• **TASK STATEMENT**:
Reproduce only this range: the line holding "Enumerate this screenshot's" through the last line of the data below, both included, exactly, with no pictures.

• **THE INPUT**:

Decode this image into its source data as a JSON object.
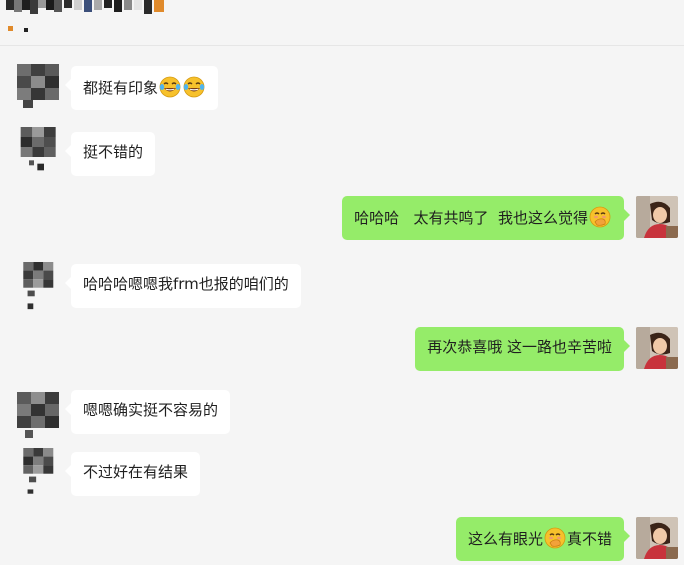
{
  "colors": {
    "background": "#f5f5f5",
    "incoming_bubble": "#ffffff",
    "outgoing_bubble": "#95ec69"
  },
  "messages": [
    {
      "direction": "in",
      "parts": [
        {
          "text": "都挺有印象"
        },
        {
          "emoji": "tears-of-joy"
        },
        {
          "emoji": "tears-of-joy"
        }
      ]
    },
    {
      "direction": "in",
      "parts": [
        {
          "text": "挺不错的"
        }
      ]
    },
    {
      "direction": "out",
      "parts": [
        {
          "text": "哈哈哈   太有共鸣了  我也这么觉得"
        },
        {
          "emoji": "hand-over-mouth"
        }
      ]
    },
    {
      "direction": "in",
      "parts": [
        {
          "text": "哈哈哈嗯嗯我frm也报的咱们的"
        }
      ]
    },
    {
      "direction": "out",
      "parts": [
        {
          "text": "再次恭喜哦 这一路也辛苦啦"
        }
      ]
    },
    {
      "direction": "in",
      "parts": [
        {
          "text": "嗯嗯确实挺不容易的"
        }
      ]
    },
    {
      "direction": "in",
      "parts": [
        {
          "text": "不过好在有结果"
        }
      ]
    },
    {
      "direction": "out",
      "parts": [
        {
          "text": "这么有眼光"
        },
        {
          "emoji": "hand-over-mouth"
        },
        {
          "text": "真不错"
        }
      ]
    }
  ]
}
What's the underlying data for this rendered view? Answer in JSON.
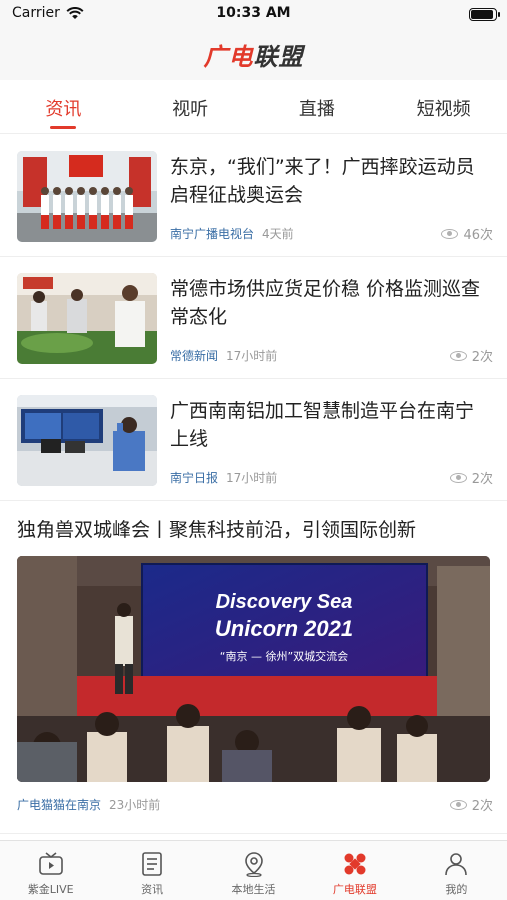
{
  "status_bar": {
    "carrier": "Carrier",
    "time": "10:33 AM",
    "battery_level": 0.95
  },
  "header": {
    "logo_part1": "广电",
    "logo_part2": "联盟"
  },
  "tabs": [
    {
      "label": "资讯",
      "active": true
    },
    {
      "label": "视听",
      "active": false
    },
    {
      "label": "直播",
      "active": false
    },
    {
      "label": "短视频",
      "active": false
    }
  ],
  "feed": [
    {
      "title": "东京，“我们”来了！广西摔跤运动员启程征战奥运会",
      "source": "南宁广播电视台",
      "time": "4天前",
      "views": "46次"
    },
    {
      "title": "常德市场供应货足价稳 价格监测巡查常态化",
      "source": "常德新闻",
      "time": "17小时前",
      "views": "2次"
    },
    {
      "title": "广西南南铝加工智慧制造平台在南宁上线",
      "source": "南宁日报",
      "time": "17小时前",
      "views": "2次"
    }
  ],
  "featured": {
    "title": "独角兽双城峰会丨聚焦科技前沿，引领国际创新",
    "screen_line1": "Discovery Sea",
    "screen_line2": "Unicorn 2021",
    "screen_line3": "“南京 — 徐州”双城交流会",
    "source": "广电猫猫在南京",
    "time": "23小时前",
    "views": "2次"
  },
  "tabbar": [
    {
      "label": "紫金LIVE",
      "icon": "tv-icon",
      "active": false
    },
    {
      "label": "资讯",
      "icon": "news-list-icon",
      "active": false
    },
    {
      "label": "本地生活",
      "icon": "location-pin-icon",
      "active": false
    },
    {
      "label": "广电联盟",
      "icon": "alliance-logo-icon",
      "active": true
    },
    {
      "label": "我的",
      "icon": "person-icon",
      "active": false
    }
  ],
  "colors": {
    "accent": "#e23a2b",
    "source_link": "#3a6ea5"
  }
}
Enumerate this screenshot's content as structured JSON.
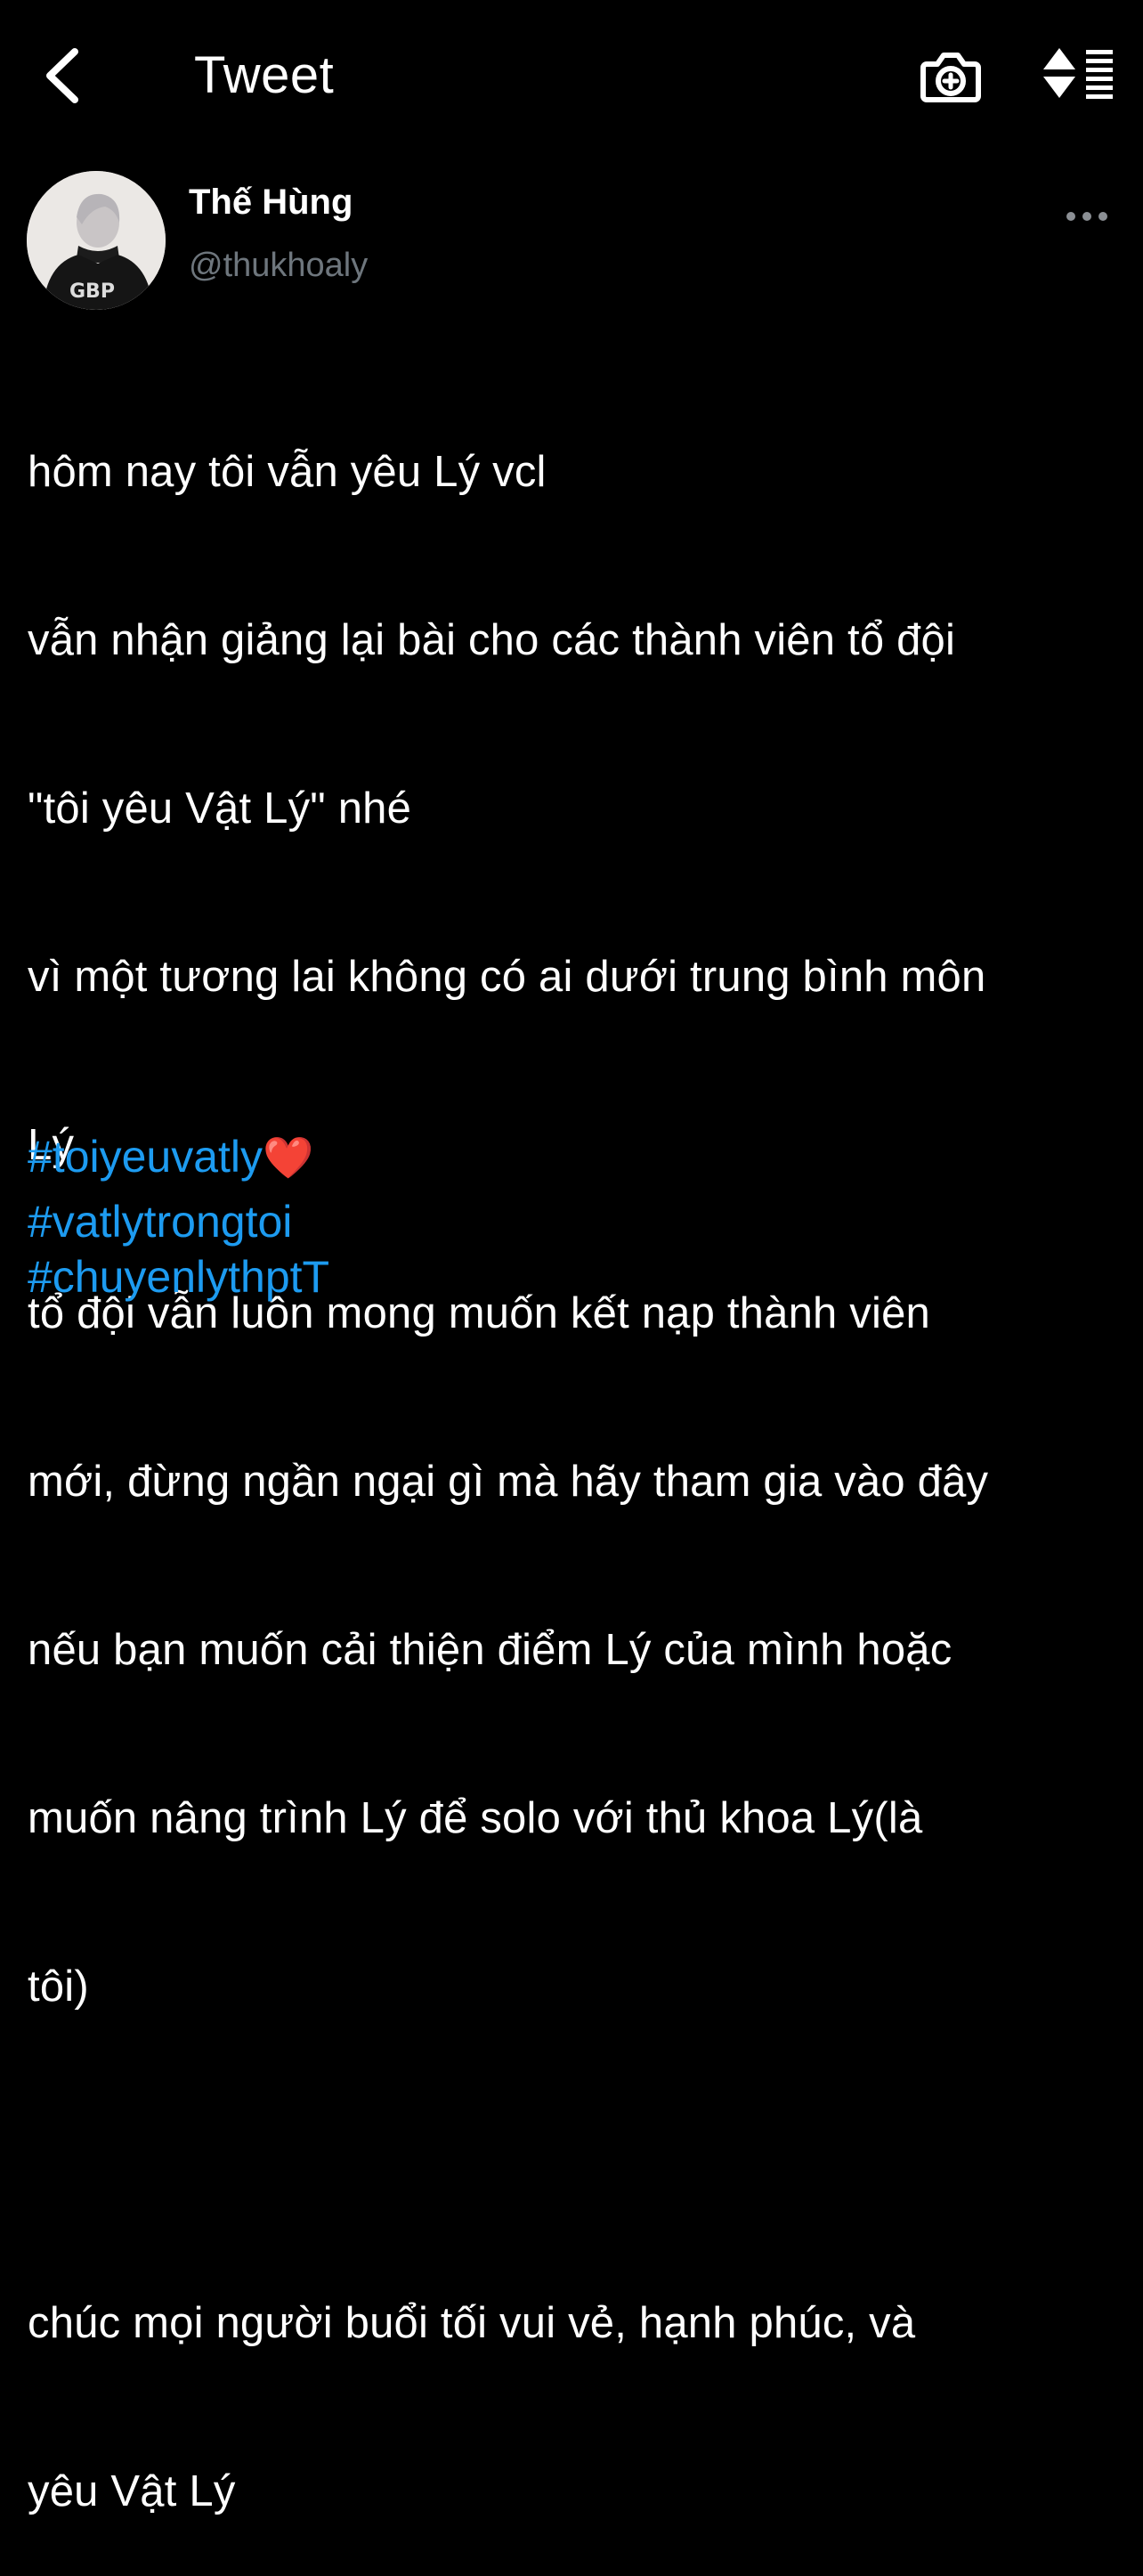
{
  "header": {
    "title": "Tweet",
    "back_icon": "chevron-left-icon",
    "camera_icon": "camera-add-icon",
    "sort_icon": "sort-list-icon"
  },
  "tweet": {
    "author_name": "Thế Hùng",
    "author_handle": "@thukhoaly",
    "more_icon": "more-horizontal-icon",
    "body_lines": [
      "hôm nay tôi vẫn yêu Lý vcl",
      "vẫn nhận giảng lại bài cho các thành viên tổ đội",
      "\"tôi yêu Vật Lý\" nhé",
      "vì một tương lai không có ai dưới trung bình môn",
      "Lý",
      "tổ đội vẫn luôn mong muốn kết nạp thành viên",
      "mới, đừng ngần ngại gì mà hãy tham gia vào đây",
      "nếu bạn muốn cải thiện điểm Lý của mình hoặc",
      "muốn nâng trình Lý để solo với thủ khoa Lý(là",
      "tôi)",
      "",
      "chúc mọi người buổi tối vui vẻ, hạnh phúc, và",
      "yêu Vật Lý"
    ],
    "hashtags": [
      "#toiyeuvatly",
      "#vatlytrongtoi",
      "#chuyenlythptT"
    ],
    "heart_emoji": "❤️"
  },
  "colors": {
    "background": "#000000",
    "text": "#ffffff",
    "handle": "#6e767d",
    "link": "#1d9bf0"
  }
}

• **RESULT**:
Enumerate this screenshot's content as structured JSON.
{
  "header": {
    "title": "Tweet",
    "back_icon": "chevron-left-icon",
    "camera_icon": "camera-add-icon",
    "sort_icon": "sort-list-icon"
  },
  "tweet": {
    "author_name": "Thế Hùng",
    "author_handle": "@thukhoaly",
    "more_icon": "more-horizontal-icon",
    "body_lines": [
      "hôm nay tôi vẫn yêu Lý vcl",
      "vẫn nhận giảng lại bài cho các thành viên tổ đội",
      "\"tôi yêu Vật Lý\" nhé",
      "vì một tương lai không có ai dưới trung bình môn",
      "Lý",
      "tổ đội vẫn luôn mong muốn kết nạp thành viên",
      "mới, đừng ngần ngại gì mà hãy tham gia vào đây",
      "nếu bạn muốn cải thiện điểm Lý của mình hoặc",
      "muốn nâng trình Lý để solo với thủ khoa Lý(là",
      "tôi)",
      "",
      "chúc mọi người buổi tối vui vẻ, hạnh phúc, và",
      "yêu Vật Lý"
    ],
    "hashtags": [
      "#toiyeuvatly",
      "#vatlytrongtoi",
      "#chuyenlythptT"
    ],
    "heart_emoji": "❤️"
  },
  "colors": {
    "background": "#000000",
    "text": "#ffffff",
    "handle": "#6e767d",
    "link": "#1d9bf0"
  }
}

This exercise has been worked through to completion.